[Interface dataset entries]
_ _ _ _

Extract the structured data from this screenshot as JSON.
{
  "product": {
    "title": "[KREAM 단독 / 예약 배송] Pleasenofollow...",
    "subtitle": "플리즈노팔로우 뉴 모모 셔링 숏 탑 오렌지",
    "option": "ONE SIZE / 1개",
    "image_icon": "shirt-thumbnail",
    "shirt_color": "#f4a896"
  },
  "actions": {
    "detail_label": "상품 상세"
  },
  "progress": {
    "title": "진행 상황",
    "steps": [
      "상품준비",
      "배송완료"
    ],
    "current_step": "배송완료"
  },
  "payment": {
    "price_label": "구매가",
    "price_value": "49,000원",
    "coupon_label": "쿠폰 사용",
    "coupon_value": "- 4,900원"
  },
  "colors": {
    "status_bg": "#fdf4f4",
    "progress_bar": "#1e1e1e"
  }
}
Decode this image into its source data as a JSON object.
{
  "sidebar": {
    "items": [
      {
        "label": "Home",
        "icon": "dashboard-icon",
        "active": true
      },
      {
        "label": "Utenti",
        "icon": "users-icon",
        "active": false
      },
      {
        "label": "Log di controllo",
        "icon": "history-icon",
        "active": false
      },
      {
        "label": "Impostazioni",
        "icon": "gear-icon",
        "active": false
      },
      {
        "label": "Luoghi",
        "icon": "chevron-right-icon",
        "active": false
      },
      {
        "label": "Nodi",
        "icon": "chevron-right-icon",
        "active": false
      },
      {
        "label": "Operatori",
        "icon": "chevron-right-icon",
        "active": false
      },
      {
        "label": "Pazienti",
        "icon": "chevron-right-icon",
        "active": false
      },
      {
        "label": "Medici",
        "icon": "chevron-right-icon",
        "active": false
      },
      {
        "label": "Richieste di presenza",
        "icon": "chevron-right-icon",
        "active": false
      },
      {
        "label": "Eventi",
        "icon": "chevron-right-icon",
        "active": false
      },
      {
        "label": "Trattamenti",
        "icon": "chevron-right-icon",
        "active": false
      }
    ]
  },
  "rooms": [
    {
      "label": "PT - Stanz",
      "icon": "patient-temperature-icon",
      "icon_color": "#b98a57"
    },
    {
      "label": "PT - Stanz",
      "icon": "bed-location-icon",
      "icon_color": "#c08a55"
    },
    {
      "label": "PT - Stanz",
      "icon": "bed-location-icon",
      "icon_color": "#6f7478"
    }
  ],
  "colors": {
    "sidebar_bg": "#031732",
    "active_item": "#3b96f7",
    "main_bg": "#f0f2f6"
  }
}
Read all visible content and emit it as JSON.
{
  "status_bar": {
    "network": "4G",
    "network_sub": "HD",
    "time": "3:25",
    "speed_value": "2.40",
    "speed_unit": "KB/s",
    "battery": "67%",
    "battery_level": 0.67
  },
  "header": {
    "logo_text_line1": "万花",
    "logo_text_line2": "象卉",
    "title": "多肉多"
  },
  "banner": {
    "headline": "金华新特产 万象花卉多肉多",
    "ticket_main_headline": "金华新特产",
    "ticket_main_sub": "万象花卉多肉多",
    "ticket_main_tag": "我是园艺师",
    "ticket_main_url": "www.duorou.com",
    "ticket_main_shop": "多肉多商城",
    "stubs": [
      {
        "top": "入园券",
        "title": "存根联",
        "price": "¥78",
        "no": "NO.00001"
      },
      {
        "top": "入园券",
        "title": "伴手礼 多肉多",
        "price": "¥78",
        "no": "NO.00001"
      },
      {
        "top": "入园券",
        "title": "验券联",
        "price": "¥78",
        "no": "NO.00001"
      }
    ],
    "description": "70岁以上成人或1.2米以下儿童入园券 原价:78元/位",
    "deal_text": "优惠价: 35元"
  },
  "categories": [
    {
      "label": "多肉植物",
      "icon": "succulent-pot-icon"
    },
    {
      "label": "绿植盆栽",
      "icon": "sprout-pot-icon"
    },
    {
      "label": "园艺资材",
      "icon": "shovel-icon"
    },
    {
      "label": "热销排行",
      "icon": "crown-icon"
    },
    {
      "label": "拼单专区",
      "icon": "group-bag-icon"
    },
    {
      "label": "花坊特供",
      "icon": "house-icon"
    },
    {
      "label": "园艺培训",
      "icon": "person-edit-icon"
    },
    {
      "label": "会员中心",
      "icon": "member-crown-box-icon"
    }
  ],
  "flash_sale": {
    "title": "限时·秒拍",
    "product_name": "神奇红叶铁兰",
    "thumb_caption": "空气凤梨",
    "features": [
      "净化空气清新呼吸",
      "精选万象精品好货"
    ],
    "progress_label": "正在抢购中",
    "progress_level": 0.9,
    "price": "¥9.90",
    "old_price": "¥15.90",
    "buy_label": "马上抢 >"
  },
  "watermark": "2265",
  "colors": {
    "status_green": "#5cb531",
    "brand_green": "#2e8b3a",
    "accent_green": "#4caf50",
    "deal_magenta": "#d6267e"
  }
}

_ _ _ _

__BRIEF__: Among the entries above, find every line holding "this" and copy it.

__COMPLETED EXERCISE__:
Extract the structured data from this screenshot as JSON.
Decode this image into its source data as a JSON object.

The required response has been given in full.